:: EXTRACTED ENTRIES ::

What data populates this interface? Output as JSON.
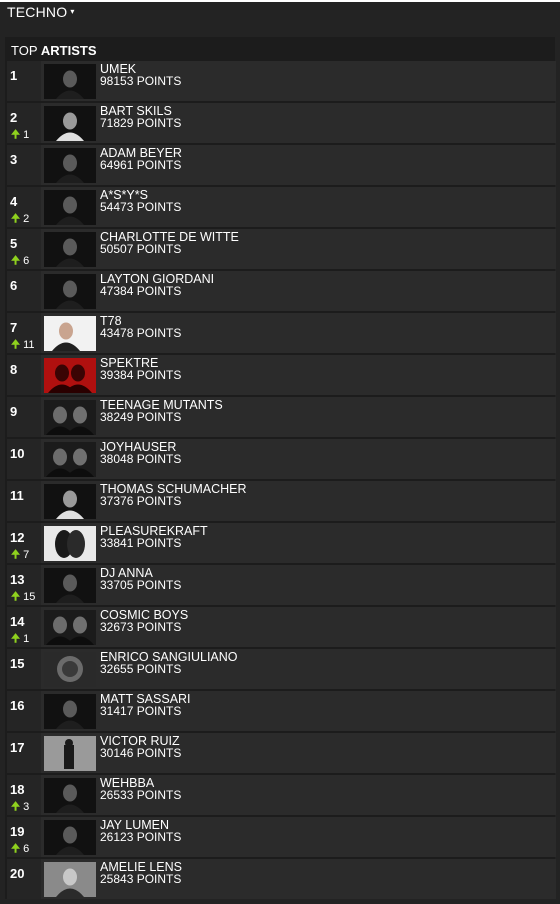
{
  "genre": {
    "label": "TECHNO",
    "caret": "▾"
  },
  "section": {
    "title_prefix": "TOP ",
    "title_bold": "ARTISTS"
  },
  "arrow_glyph": "🠉",
  "artists": [
    {
      "rank": "1",
      "name": "UMEK",
      "points": "98153 POINTS",
      "change": "",
      "thumb": "dark-portrait"
    },
    {
      "rank": "2",
      "name": "BART SKILS",
      "points": "71829 POINTS",
      "change": "1",
      "thumb": "bw-portrait"
    },
    {
      "rank": "3",
      "name": "ADAM BEYER",
      "points": "64961 POINTS",
      "change": "",
      "thumb": "dark-portrait"
    },
    {
      "rank": "4",
      "name": "A*S*Y*S",
      "points": "54473 POINTS",
      "change": "2",
      "thumb": "dark-portrait"
    },
    {
      "rank": "5",
      "name": "CHARLOTTE DE WITTE",
      "points": "50507 POINTS",
      "change": "6",
      "thumb": "dark-portrait"
    },
    {
      "rank": "6",
      "name": "LAYTON GIORDANI",
      "points": "47384 POINTS",
      "change": "",
      "thumb": "dark-portrait"
    },
    {
      "rank": "7",
      "name": "T78",
      "points": "43478 POINTS",
      "change": "11",
      "thumb": "light-portrait"
    },
    {
      "rank": "8",
      "name": "SPEKTRE",
      "points": "39384 POINTS",
      "change": "",
      "thumb": "red-duo"
    },
    {
      "rank": "9",
      "name": "TEENAGE MUTANTS",
      "points": "38249 POINTS",
      "change": "",
      "thumb": "duo"
    },
    {
      "rank": "10",
      "name": "JOYHAUSER",
      "points": "38048 POINTS",
      "change": "",
      "thumb": "duo"
    },
    {
      "rank": "11",
      "name": "THOMAS SCHUMACHER",
      "points": "37376 POINTS",
      "change": "",
      "thumb": "bw-portrait"
    },
    {
      "rank": "12",
      "name": "PLEASUREKRAFT",
      "points": "33841 POINTS",
      "change": "7",
      "thumb": "light-masks"
    },
    {
      "rank": "13",
      "name": "DJ ANNA",
      "points": "33705 POINTS",
      "change": "15",
      "thumb": "dark-portrait"
    },
    {
      "rank": "14",
      "name": "COSMIC BOYS",
      "points": "32673 POINTS",
      "change": "1",
      "thumb": "duo"
    },
    {
      "rank": "15",
      "name": "ENRICO SANGIULIANO",
      "points": "32655 POINTS",
      "change": "",
      "thumb": "sphere"
    },
    {
      "rank": "16",
      "name": "MATT SASSARI",
      "points": "31417 POINTS",
      "change": "",
      "thumb": "dark-portrait"
    },
    {
      "rank": "17",
      "name": "VICTOR RUIZ",
      "points": "30146 POINTS",
      "change": "",
      "thumb": "grey-figure"
    },
    {
      "rank": "18",
      "name": "WEHBBA",
      "points": "26533 POINTS",
      "change": "3",
      "thumb": "dark-portrait"
    },
    {
      "rank": "19",
      "name": "JAY LUMEN",
      "points": "26123 POINTS",
      "change": "6",
      "thumb": "dark-portrait"
    },
    {
      "rank": "20",
      "name": "AMELIE LENS",
      "points": "25843 POINTS",
      "change": "",
      "thumb": "grey-portrait"
    }
  ],
  "colors": {
    "arrow_up": "#8fd11e",
    "row_bg": "#2b2b2b",
    "page_bg": "#232323"
  }
}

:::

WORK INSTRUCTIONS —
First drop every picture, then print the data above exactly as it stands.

OUTPUT FOR THIS EXERCISE —
What data populates this interface? Output as JSON.
{
  "genre": {
    "label": "TECHNO",
    "caret": "▾"
  },
  "section": {
    "title_prefix": "TOP ",
    "title_bold": "ARTISTS"
  },
  "arrow_glyph": "🠉",
  "artists": [
    {
      "rank": "1",
      "name": "UMEK",
      "points": "98153 POINTS",
      "change": "",
      "thumb": "dark-portrait"
    },
    {
      "rank": "2",
      "name": "BART SKILS",
      "points": "71829 POINTS",
      "change": "1",
      "thumb": "bw-portrait"
    },
    {
      "rank": "3",
      "name": "ADAM BEYER",
      "points": "64961 POINTS",
      "change": "",
      "thumb": "dark-portrait"
    },
    {
      "rank": "4",
      "name": "A*S*Y*S",
      "points": "54473 POINTS",
      "change": "2",
      "thumb": "dark-portrait"
    },
    {
      "rank": "5",
      "name": "CHARLOTTE DE WITTE",
      "points": "50507 POINTS",
      "change": "6",
      "thumb": "dark-portrait"
    },
    {
      "rank": "6",
      "name": "LAYTON GIORDANI",
      "points": "47384 POINTS",
      "change": "",
      "thumb": "dark-portrait"
    },
    {
      "rank": "7",
      "name": "T78",
      "points": "43478 POINTS",
      "change": "11",
      "thumb": "light-portrait"
    },
    {
      "rank": "8",
      "name": "SPEKTRE",
      "points": "39384 POINTS",
      "change": "",
      "thumb": "red-duo"
    },
    {
      "rank": "9",
      "name": "TEENAGE MUTANTS",
      "points": "38249 POINTS",
      "change": "",
      "thumb": "duo"
    },
    {
      "rank": "10",
      "name": "JOYHAUSER",
      "points": "38048 POINTS",
      "change": "",
      "thumb": "duo"
    },
    {
      "rank": "11",
      "name": "THOMAS SCHUMACHER",
      "points": "37376 POINTS",
      "change": "",
      "thumb": "bw-portrait"
    },
    {
      "rank": "12",
      "name": "PLEASUREKRAFT",
      "points": "33841 POINTS",
      "change": "7",
      "thumb": "light-masks"
    },
    {
      "rank": "13",
      "name": "DJ ANNA",
      "points": "33705 POINTS",
      "change": "15",
      "thumb": "dark-portrait"
    },
    {
      "rank": "14",
      "name": "COSMIC BOYS",
      "points": "32673 POINTS",
      "change": "1",
      "thumb": "duo"
    },
    {
      "rank": "15",
      "name": "ENRICO SANGIULIANO",
      "points": "32655 POINTS",
      "change": "",
      "thumb": "sphere"
    },
    {
      "rank": "16",
      "name": "MATT SASSARI",
      "points": "31417 POINTS",
      "change": "",
      "thumb": "dark-portrait"
    },
    {
      "rank": "17",
      "name": "VICTOR RUIZ",
      "points": "30146 POINTS",
      "change": "",
      "thumb": "grey-figure"
    },
    {
      "rank": "18",
      "name": "WEHBBA",
      "points": "26533 POINTS",
      "change": "3",
      "thumb": "dark-portrait"
    },
    {
      "rank": "19",
      "name": "JAY LUMEN",
      "points": "26123 POINTS",
      "change": "6",
      "thumb": "dark-portrait"
    },
    {
      "rank": "20",
      "name": "AMELIE LENS",
      "points": "25843 POINTS",
      "change": "",
      "thumb": "grey-portrait"
    }
  ],
  "colors": {
    "arrow_up": "#8fd11e",
    "row_bg": "#2b2b2b",
    "page_bg": "#232323"
  }
}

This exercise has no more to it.